[Input data Boundary: Start]

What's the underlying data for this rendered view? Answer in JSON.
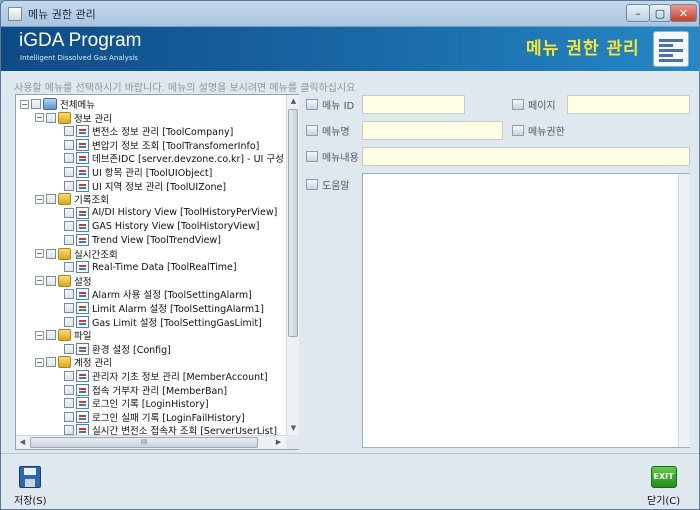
{
  "window": {
    "title": "메뉴 권한 관리",
    "min": "–",
    "max": "▢",
    "close": "✕"
  },
  "banner": {
    "brand": "iGDA Program",
    "subtitle": "Intelligent Dissolved Gas Analysis",
    "title": "메뉴 권한 관리",
    "icon": "list-document-icon"
  },
  "hint": "사용할 메뉴를 선택하시기 바랍니다. 메뉴의 설명을 보시려면 메뉴를 클릭하십시요",
  "tree": [
    {
      "label": "전체메뉴",
      "type": "root",
      "expander": "−"
    },
    {
      "label": "정보 관리",
      "type": "folder",
      "expander": "−"
    },
    {
      "label": "변전소 정보 관리 [ToolCompany]",
      "type": "item"
    },
    {
      "label": "변압기 정보 조회 [ToolTransfomerInfo]",
      "type": "item"
    },
    {
      "label": "데브존IDC [server.devzone.co.kr] - UI 구성 ? [ToolL",
      "type": "item"
    },
    {
      "label": "UI 항목 관리 [ToolUIObject]",
      "type": "item"
    },
    {
      "label": "UI 지역 정보 관리 [ToolUIZone]",
      "type": "item"
    },
    {
      "label": "기록조회",
      "type": "folder",
      "expander": "−"
    },
    {
      "label": "AI/DI History View [ToolHistoryPerView]",
      "type": "item"
    },
    {
      "label": "GAS History View [ToolHistoryView]",
      "type": "item"
    },
    {
      "label": "Trend View [ToolTrendView]",
      "type": "item"
    },
    {
      "label": "실시간조회",
      "type": "folder",
      "expander": "−"
    },
    {
      "label": "Real-Time Data [ToolRealTime]",
      "type": "item"
    },
    {
      "label": "설정",
      "type": "folder",
      "expander": "−"
    },
    {
      "label": "Alarm 사용 설정 [ToolSettingAlarm]",
      "type": "item"
    },
    {
      "label": "Limit Alarm 설정 [ToolSettingAlarm1]",
      "type": "item"
    },
    {
      "label": "Gas Limit 설정 [ToolSettingGasLimit]",
      "type": "item"
    },
    {
      "label": "파일",
      "type": "folder",
      "expander": "−"
    },
    {
      "label": "환경 설정 [Config]",
      "type": "item"
    },
    {
      "label": "계정 관리",
      "type": "folder",
      "expander": "−"
    },
    {
      "label": "관리자 기초 정보 관리 [MemberAccount]",
      "type": "item"
    },
    {
      "label": "접속 거부자 관리 [MemberBan]",
      "type": "item"
    },
    {
      "label": "로그인 기록 [LoginHistory]",
      "type": "item"
    },
    {
      "label": "로그인 실패 기록 [LoginFailHistory]",
      "type": "item"
    },
    {
      "label": "실시간 변전소 접속자 조회 [ServerUserList]",
      "type": "item"
    }
  ],
  "scroll": {
    "up": "▲",
    "down": "▼",
    "left": "◀",
    "right": "▶",
    "grip": "III"
  },
  "form": {
    "menu_id": {
      "label": "메뉴 ID",
      "value": ""
    },
    "page": {
      "label": "페이지",
      "value": ""
    },
    "menu_name": {
      "label": "메뉴명",
      "value": ""
    },
    "menu_perm": {
      "label": "메뉴권한"
    },
    "menu_content": {
      "label": "메뉴내용",
      "value": ""
    },
    "help": {
      "label": "도움말",
      "value": ""
    }
  },
  "footer": {
    "save": "저장(S)",
    "exit_badge": "EXIT",
    "close": "닫기(C)"
  }
}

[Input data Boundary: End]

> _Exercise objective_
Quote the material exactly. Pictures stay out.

> _Task response_
What's the underlying data for this rendered view? Answer in JSON.
{
  "window": {
    "title": "메뉴 권한 관리",
    "min": "–",
    "max": "▢",
    "close": "✕"
  },
  "banner": {
    "brand": "iGDA Program",
    "subtitle": "Intelligent Dissolved Gas Analysis",
    "title": "메뉴 권한 관리",
    "icon": "list-document-icon"
  },
  "hint": "사용할 메뉴를 선택하시기 바랍니다. 메뉴의 설명을 보시려면 메뉴를 클릭하십시요",
  "tree": [
    {
      "label": "전체메뉴",
      "type": "root",
      "expander": "−"
    },
    {
      "label": "정보 관리",
      "type": "folder",
      "expander": "−"
    },
    {
      "label": "변전소 정보 관리 [ToolCompany]",
      "type": "item"
    },
    {
      "label": "변압기 정보 조회 [ToolTransfomerInfo]",
      "type": "item"
    },
    {
      "label": "데브존IDC [server.devzone.co.kr] - UI 구성 ? [ToolL",
      "type": "item"
    },
    {
      "label": "UI 항목 관리 [ToolUIObject]",
      "type": "item"
    },
    {
      "label": "UI 지역 정보 관리 [ToolUIZone]",
      "type": "item"
    },
    {
      "label": "기록조회",
      "type": "folder",
      "expander": "−"
    },
    {
      "label": "AI/DI History View [ToolHistoryPerView]",
      "type": "item"
    },
    {
      "label": "GAS History View [ToolHistoryView]",
      "type": "item"
    },
    {
      "label": "Trend View [ToolTrendView]",
      "type": "item"
    },
    {
      "label": "실시간조회",
      "type": "folder",
      "expander": "−"
    },
    {
      "label": "Real-Time Data [ToolRealTime]",
      "type": "item"
    },
    {
      "label": "설정",
      "type": "folder",
      "expander": "−"
    },
    {
      "label": "Alarm 사용 설정 [ToolSettingAlarm]",
      "type": "item"
    },
    {
      "label": "Limit Alarm 설정 [ToolSettingAlarm1]",
      "type": "item"
    },
    {
      "label": "Gas Limit 설정 [ToolSettingGasLimit]",
      "type": "item"
    },
    {
      "label": "파일",
      "type": "folder",
      "expander": "−"
    },
    {
      "label": "환경 설정 [Config]",
      "type": "item"
    },
    {
      "label": "계정 관리",
      "type": "folder",
      "expander": "−"
    },
    {
      "label": "관리자 기초 정보 관리 [MemberAccount]",
      "type": "item"
    },
    {
      "label": "접속 거부자 관리 [MemberBan]",
      "type": "item"
    },
    {
      "label": "로그인 기록 [LoginHistory]",
      "type": "item"
    },
    {
      "label": "로그인 실패 기록 [LoginFailHistory]",
      "type": "item"
    },
    {
      "label": "실시간 변전소 접속자 조회 [ServerUserList]",
      "type": "item"
    }
  ],
  "scroll": {
    "up": "▲",
    "down": "▼",
    "left": "◀",
    "right": "▶",
    "grip": "III"
  },
  "form": {
    "menu_id": {
      "label": "메뉴 ID",
      "value": ""
    },
    "page": {
      "label": "페이지",
      "value": ""
    },
    "menu_name": {
      "label": "메뉴명",
      "value": ""
    },
    "menu_perm": {
      "label": "메뉴권한"
    },
    "menu_content": {
      "label": "메뉴내용",
      "value": ""
    },
    "help": {
      "label": "도움말",
      "value": ""
    }
  },
  "footer": {
    "save": "저장(S)",
    "exit_badge": "EXIT",
    "close": "닫기(C)"
  }
}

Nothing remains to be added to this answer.